I was ten years old then, and my sister was eight. The responsibility was on me to warn everyone when the soldiers were coming because my sister and both my parents were deaf. I was my family's ears.
As Jews living in 1940s Czechoslovakia, sisters Renee and Herta, and their parents, were in immediate danger when the Holocaust came to their door. As the only hearing person in her family, Renee had to alert her parents and sister whenever the sound of Nazi boots approached their home so they could hide. But soon their parents were tragically taken away, and the two sisters went on the run, desperate to find a safe place to hide. Eventually they, too, would be captured and taken to the concentration camp Bergen-Belsen.

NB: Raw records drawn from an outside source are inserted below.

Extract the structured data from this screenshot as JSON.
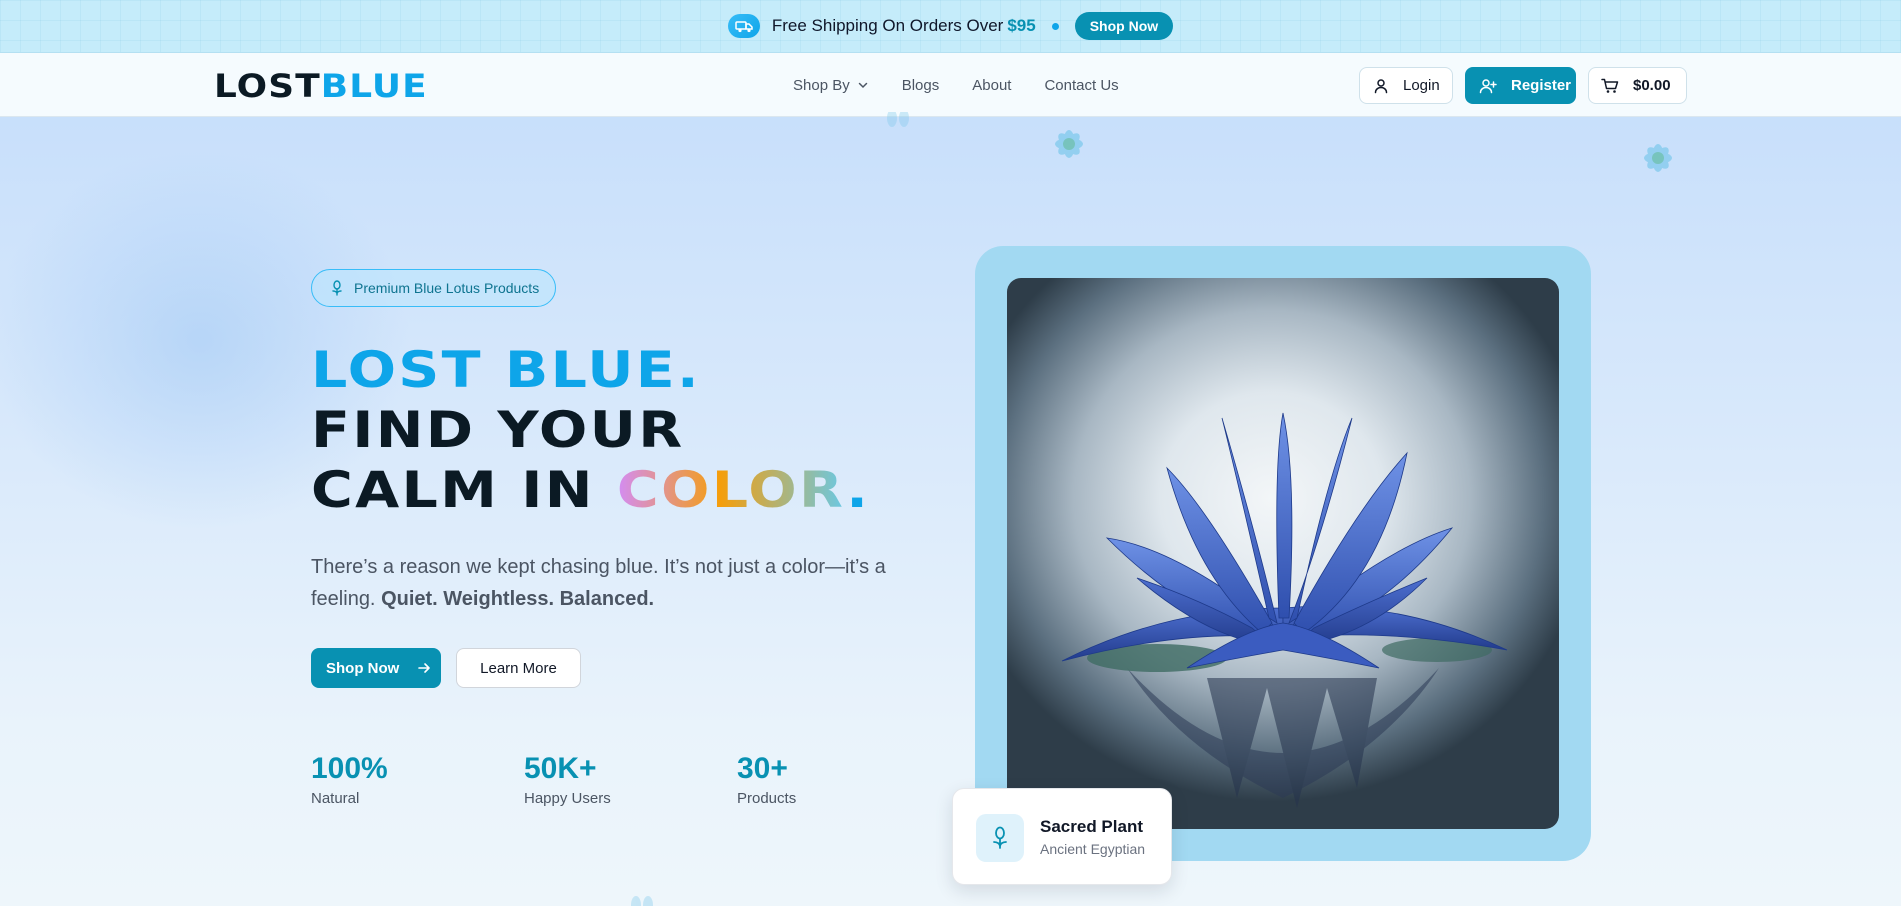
{
  "announcement": {
    "text": "Free Shipping On Orders Over",
    "price": "$95",
    "button_label": "Shop Now"
  },
  "header": {
    "logo_dark": "LOST",
    "logo_blue": "BLUE",
    "nav": [
      {
        "label": "Shop By",
        "has_dropdown": true
      },
      {
        "label": "Blogs"
      },
      {
        "label": "About"
      },
      {
        "label": "Contact Us"
      }
    ],
    "login_label": "Login",
    "register_label": "Register",
    "cart_total": "$0.00"
  },
  "hero": {
    "badge": "Premium Blue Lotus Products",
    "headline_line1": "LOST BLUE.",
    "headline_line2": "FIND YOUR",
    "headline_line3_prefix": "CALM IN",
    "headline_line3_color": "COLOR",
    "headline_line3_dot": ".",
    "description": "There’s a reason we kept chasing blue. It’s not just a color—it’s a feeling.",
    "description_bold": "Quiet. Weightless. Balanced.",
    "primary_button": "Shop Now",
    "secondary_button": "Learn More",
    "stats": [
      {
        "value": "100%",
        "label": "Natural"
      },
      {
        "value": "50K+",
        "label": "Happy Users"
      },
      {
        "value": "30+",
        "label": "Products"
      }
    ]
  },
  "feature_card": {
    "title": "Sacred Plant",
    "subtitle": "Ancient Egyptian"
  },
  "colors": {
    "accent": "#0891b2",
    "brand_blue": "#0ea5e9",
    "frame": "#a2d9f2",
    "background": "#d7e8fb"
  }
}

Communicating in sign language and relying on each other for strength in the midst of illness, death, and starvation, Renee and Herta would have to fight to survive the darkest of times. This gripping memoir, told in a vivid "oral history" format, is a testament to the power of sisterhood and love, and now more than ever a reminder of how important it is to honor the past, and keep telling our own stories.